The dissatisfaction of constituents like Shurman Surrett is what inspired Meadows to act.
“I am living on these two batteries pumping my blood, and I am tired,” says Surrett, surviving with the aid of a heart pump attached to his hips after battling cancer and other health problems.
Surrett, a 69-year-old Vietnam War veteran, is proudly and stubbornly conservative, typical of the 11th district.
Before Meadows was elected, redistricting made the district the most conservative in the state.
Attending a Veterans Affairs seminar in Waynesville last week, Surrett whispered into Meadows’ ear, “Thanks for standing up to Boehner.”
“Boehner is not the conservative that I am, that Mark Meadows is,” Surrett says. “We’ve got Meadows’ back. I just think he’s a standup guy. He’s been standing alone there for awhile.”
Another attendee of the seminar, Al Goodis, 78, a veteran of the Navy, is similarly proud of Meadows.
“He has put this area on the map,” says Goodis, whose t-shirt is covered by Ronald Regan’s face and the message, “The best social program is a job.”
After the event, Meadows says he’s surprised by the support since Waynesville belongs to one of the more liberal counties in his district.
The faith convinces Meadows he made the right move, and bolsters his formula as a lawmaker: vote how your people want you to.
“People who disagree with me don’t know the support I have back home,” Meadows says. “The displeasure and difficulty this decision created with some of my colleagues is hard to hear. I truly love 99 percent of the people I serve with and I respect them greatly. But my word to the people that I represent is a lot stronger than that.”
On this regular day in the district—which is so large it takes five-and-half hours of driving on Smokey Mountain Expressway to get through—Meadows is there to say thanks.
During a visit of a car dealership, Sunset Chevrolet, Meadows bumps shoulders to avoid the dirty hands of mechanics and promises the owner of the place that he will help “cut through the red tape and make it easier for you.”
“I worked on commission most of my life,” Meadows relates to the Chevy staff. “If I didn’t perform, I didn’t eat.”
Later, Meadows takes the pulse of law enforcement leaders who have gathered at McDowell County Sheriff’s Office.
Some of the 17 sheriffs in Meadows’ district shared with him their skepticism over federally-mandated body cameras for police.
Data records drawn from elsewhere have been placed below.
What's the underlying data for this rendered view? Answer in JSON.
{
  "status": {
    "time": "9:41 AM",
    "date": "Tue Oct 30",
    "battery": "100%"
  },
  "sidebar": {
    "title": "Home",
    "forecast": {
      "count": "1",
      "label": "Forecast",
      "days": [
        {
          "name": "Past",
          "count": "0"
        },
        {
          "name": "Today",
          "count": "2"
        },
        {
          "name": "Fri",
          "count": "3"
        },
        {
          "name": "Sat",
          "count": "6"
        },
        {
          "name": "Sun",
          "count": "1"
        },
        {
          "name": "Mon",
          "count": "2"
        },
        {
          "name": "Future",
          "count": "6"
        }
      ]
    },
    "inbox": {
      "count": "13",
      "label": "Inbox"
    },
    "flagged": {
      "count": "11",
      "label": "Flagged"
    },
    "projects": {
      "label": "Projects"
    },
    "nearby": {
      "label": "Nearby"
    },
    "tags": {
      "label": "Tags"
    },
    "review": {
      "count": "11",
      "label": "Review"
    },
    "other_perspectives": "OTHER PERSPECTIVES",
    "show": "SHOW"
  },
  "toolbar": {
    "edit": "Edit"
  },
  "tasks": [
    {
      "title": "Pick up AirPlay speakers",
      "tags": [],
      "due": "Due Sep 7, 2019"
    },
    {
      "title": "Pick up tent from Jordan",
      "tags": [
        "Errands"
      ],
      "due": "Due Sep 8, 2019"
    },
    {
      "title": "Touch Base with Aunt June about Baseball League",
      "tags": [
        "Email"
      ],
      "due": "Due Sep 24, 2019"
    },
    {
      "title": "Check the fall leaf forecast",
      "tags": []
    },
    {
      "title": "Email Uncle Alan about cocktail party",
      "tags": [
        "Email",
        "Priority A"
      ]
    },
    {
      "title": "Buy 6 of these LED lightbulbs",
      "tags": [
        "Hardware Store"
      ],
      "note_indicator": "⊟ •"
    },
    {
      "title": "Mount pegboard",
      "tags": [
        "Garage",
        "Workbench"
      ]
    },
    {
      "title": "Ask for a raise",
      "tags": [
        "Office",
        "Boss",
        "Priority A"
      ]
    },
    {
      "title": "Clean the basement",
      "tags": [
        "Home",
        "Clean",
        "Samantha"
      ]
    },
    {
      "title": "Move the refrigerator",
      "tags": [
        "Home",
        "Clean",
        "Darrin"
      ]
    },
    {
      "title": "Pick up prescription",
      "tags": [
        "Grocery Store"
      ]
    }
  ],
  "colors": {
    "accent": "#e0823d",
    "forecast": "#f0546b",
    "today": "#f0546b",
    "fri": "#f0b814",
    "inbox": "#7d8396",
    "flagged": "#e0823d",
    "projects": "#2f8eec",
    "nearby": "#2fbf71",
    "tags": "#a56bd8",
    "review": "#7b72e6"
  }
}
Several recent high-profile police shootings of civilians have created bipartisan momentum for cops to wear cameras that could capture use-of-force events as they happen.
Meadows says he had been leaning towards supporting legislation that would require that, but his conversation with the sheriffs made him reconsider.
“If that’s where they are on it, that’s where I will be,” Meadows says.
“I learned a long time ago that if I side with law enforcement, I am right 99.9 percent of the time. Until they show me a reason I can’t trust them, I am relying on them.”
Meadows’ district is 91 percent white, rural and low crime.
When a reporter asked Meadows if the loyalty to his own could prevent him from voting in a way that would benefit the broader country, he gave no doubts of his priorities.
“I make my policy decisions based on how my constituents view it as good or bad,” says Meadows, who recalls three or four times in his career where he’s voted against the wishes of constituents. “The only time I will go against them, is if it is a moral belief. I got their back.”
In this place, Meadows is fine exactly where he is.
“How do I speak to Mark Meadows being the one?” he says of his unlikely position.
“History is full of people who they said were nothing more than business guys and fathers and farmers, but who are there to stand up for what they believe in,” Meadows continues. “So I don’t see my name going down in history as a great leader. I’m just a willing participant trying to voice the concern of millions of Americans across the United States.”
“If that gets me in trouble,” he says, “the worst thing is they send me home to the beautiful mountains of western North Carolina, where the vast majority of people still love and appreciate someone who is willing to stand on principle.”